(Provided information begins)

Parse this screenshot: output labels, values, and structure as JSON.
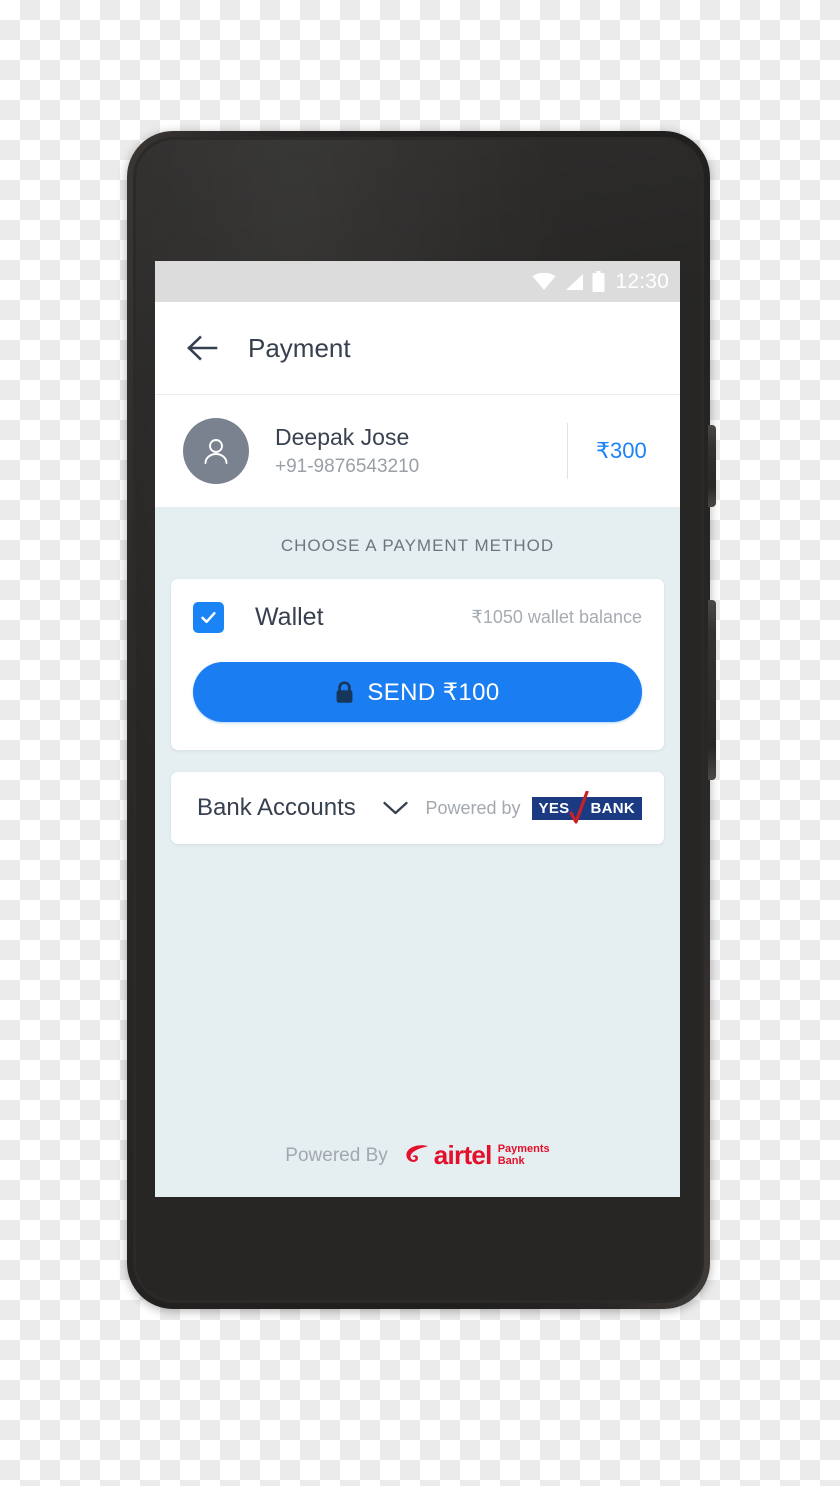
{
  "device": {
    "name": "smartphone-mockup",
    "camera_icon": "front-camera",
    "speaker_icon": "earpiece-speaker",
    "sensor_icon": "proximity-sensor",
    "power_button": "power-button",
    "volume_button": "volume-rocker"
  },
  "status_bar": {
    "wifi_icon": "wifi-icon",
    "signal_icon": "cellular-signal-icon",
    "battery_icon": "battery-icon",
    "time": "12:30",
    "background": "#dcdcdc",
    "icon_color": "#ffffff"
  },
  "app_bar": {
    "back_icon": "back-arrow-icon",
    "title": "Payment"
  },
  "payee": {
    "avatar_icon": "person-avatar-icon",
    "name": "Deepak Jose",
    "phone": "+91-9876543210",
    "amount": "₹300",
    "amount_color": "#1a83f5"
  },
  "payment_section": {
    "heading": "CHOOSE A PAYMENT METHOD",
    "wallet": {
      "checkbox_icon": "checkbox-checked-icon",
      "checked": true,
      "label": "Wallet",
      "balance": "₹1050 wallet balance",
      "accent_color": "#1a83f5"
    },
    "send_button": {
      "lock_icon": "lock-icon",
      "label": "SEND ₹100",
      "background": "#1a7df2",
      "text_color": "#ffffff"
    }
  },
  "bank_accounts": {
    "title": "Bank Accounts",
    "chevron_icon": "chevron-down-icon",
    "powered_by_label": "Powered by",
    "bank_logo": {
      "name": "yes-bank-logo",
      "yes_text": "YES",
      "bank_text": "BANK",
      "background": "#1b3a82",
      "slash_color": "#cc2027"
    }
  },
  "footer": {
    "powered_by_label": "Powered By",
    "brand_icon": "airtel-swirl-icon",
    "brand_name": "airtel",
    "brand_sub_line1": "Payments",
    "brand_sub_line2": "Bank",
    "brand_color": "#e40f2b"
  },
  "theme": {
    "screen_background": "#e5eff1",
    "card_background": "#ffffff",
    "text_primary": "#37404f",
    "text_secondary": "#a2a8ae"
  }
}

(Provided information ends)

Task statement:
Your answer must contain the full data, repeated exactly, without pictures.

Answer:
Parse this screenshot: output labels, values, and structure as JSON.
{
  "device": {
    "name": "smartphone-mockup",
    "camera_icon": "front-camera",
    "speaker_icon": "earpiece-speaker",
    "sensor_icon": "proximity-sensor",
    "power_button": "power-button",
    "volume_button": "volume-rocker"
  },
  "status_bar": {
    "wifi_icon": "wifi-icon",
    "signal_icon": "cellular-signal-icon",
    "battery_icon": "battery-icon",
    "time": "12:30",
    "background": "#dcdcdc",
    "icon_color": "#ffffff"
  },
  "app_bar": {
    "back_icon": "back-arrow-icon",
    "title": "Payment"
  },
  "payee": {
    "avatar_icon": "person-avatar-icon",
    "name": "Deepak Jose",
    "phone": "+91-9876543210",
    "amount": "₹300",
    "amount_color": "#1a83f5"
  },
  "payment_section": {
    "heading": "CHOOSE A PAYMENT METHOD",
    "wallet": {
      "checkbox_icon": "checkbox-checked-icon",
      "checked": true,
      "label": "Wallet",
      "balance": "₹1050 wallet balance",
      "accent_color": "#1a83f5"
    },
    "send_button": {
      "lock_icon": "lock-icon",
      "label": "SEND ₹100",
      "background": "#1a7df2",
      "text_color": "#ffffff"
    }
  },
  "bank_accounts": {
    "title": "Bank Accounts",
    "chevron_icon": "chevron-down-icon",
    "powered_by_label": "Powered by",
    "bank_logo": {
      "name": "yes-bank-logo",
      "yes_text": "YES",
      "bank_text": "BANK",
      "background": "#1b3a82",
      "slash_color": "#cc2027"
    }
  },
  "footer": {
    "powered_by_label": "Powered By",
    "brand_icon": "airtel-swirl-icon",
    "brand_name": "airtel",
    "brand_sub_line1": "Payments",
    "brand_sub_line2": "Bank",
    "brand_color": "#e40f2b"
  },
  "theme": {
    "screen_background": "#e5eff1",
    "card_background": "#ffffff",
    "text_primary": "#37404f",
    "text_secondary": "#a2a8ae"
  }
}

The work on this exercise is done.